1 Anesthesiologist, Anesthesiology Research Center (ARC), Shahid Beheshti University of Medical Sciences (SBMU), Tehran, Iran.

2 Anesthesiologist, Shiraz University of Medical Sciences, Shiraz, Iran.


Central venous catheter (CVC) is used for measuring hemodynamic variables, transfusion of blood, fluids and medications when peripheral vascular lack sufficiency. Unfortunately CVC is associated with many complications ranging from anxiety and discomfort for the patient to severe mechanical side effects such as arterial lacerations, pleural and pericardial injury as well as infection and thrombosis. This study aimed to survey of a practical approach to central venous catheterization in pediatric patients.
Materials and Methods
In this retrospective and descriptive study, rate of success and complications of central venous catheterization by the anesthesia team for the hospitalized children 0-15 years from 2009 to 2016 years at Mofid Children Hospital, Tehran-Iran, were investigated.  Advancement of catheters tips in pleural space; peritoneal cavity and pericardium were recognized by rat tail blood flow as a practical approach which was proved by chest X- ray.  Successful rate and complications of inserting CVC were collected by researchers using medical records of the patients. 
There were 2,385 (53%) female and 2,115 (47%) male patients. Patient’s age ranged from 1 month to 10 years, mean 12.25±6.45 months. About 4,500 patients who underwent central venous catheterization were investigated that 815 patients (18%) had improper catheterization in the internal jugular and 374 patients (8%) had accidental arterial injury and 160 patients (3%) had accidental pleural injury.
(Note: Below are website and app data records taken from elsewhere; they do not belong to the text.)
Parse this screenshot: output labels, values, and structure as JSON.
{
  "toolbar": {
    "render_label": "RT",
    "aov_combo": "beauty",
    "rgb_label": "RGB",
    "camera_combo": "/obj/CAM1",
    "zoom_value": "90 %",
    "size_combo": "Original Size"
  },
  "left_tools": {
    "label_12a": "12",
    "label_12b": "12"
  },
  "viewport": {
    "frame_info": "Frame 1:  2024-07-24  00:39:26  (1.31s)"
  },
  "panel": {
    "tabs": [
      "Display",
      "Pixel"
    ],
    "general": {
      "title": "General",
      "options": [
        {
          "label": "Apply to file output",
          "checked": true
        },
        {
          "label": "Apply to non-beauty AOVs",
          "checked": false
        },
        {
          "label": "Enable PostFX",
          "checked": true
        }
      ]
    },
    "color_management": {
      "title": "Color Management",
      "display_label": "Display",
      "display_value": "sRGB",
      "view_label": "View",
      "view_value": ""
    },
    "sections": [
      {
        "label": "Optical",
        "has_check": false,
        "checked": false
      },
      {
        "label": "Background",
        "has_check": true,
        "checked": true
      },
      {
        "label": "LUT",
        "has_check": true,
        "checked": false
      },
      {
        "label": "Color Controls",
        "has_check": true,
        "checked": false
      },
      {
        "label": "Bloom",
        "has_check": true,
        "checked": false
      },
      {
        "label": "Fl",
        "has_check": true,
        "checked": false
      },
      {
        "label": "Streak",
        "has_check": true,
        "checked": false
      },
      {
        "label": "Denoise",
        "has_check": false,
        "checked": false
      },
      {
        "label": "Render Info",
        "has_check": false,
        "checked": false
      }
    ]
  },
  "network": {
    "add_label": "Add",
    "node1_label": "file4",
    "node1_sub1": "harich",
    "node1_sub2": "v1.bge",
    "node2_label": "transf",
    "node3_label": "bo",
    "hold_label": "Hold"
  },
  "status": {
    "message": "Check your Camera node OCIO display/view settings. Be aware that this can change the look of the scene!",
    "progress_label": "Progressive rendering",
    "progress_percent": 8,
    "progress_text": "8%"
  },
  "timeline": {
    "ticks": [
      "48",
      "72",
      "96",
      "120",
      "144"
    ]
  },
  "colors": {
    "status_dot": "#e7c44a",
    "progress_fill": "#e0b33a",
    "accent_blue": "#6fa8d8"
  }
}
Accidental pleural injury were recognized by rat tail blood flow in the liquid column connected to the catheter to the patient's bedside and all of them was proven by taking control image.
Using rat tail blood flow as a practical approach to central venous catheterization in pediatric patients can be associated with prevention of the plural injury and subsequent pneumothorax and hemothorax.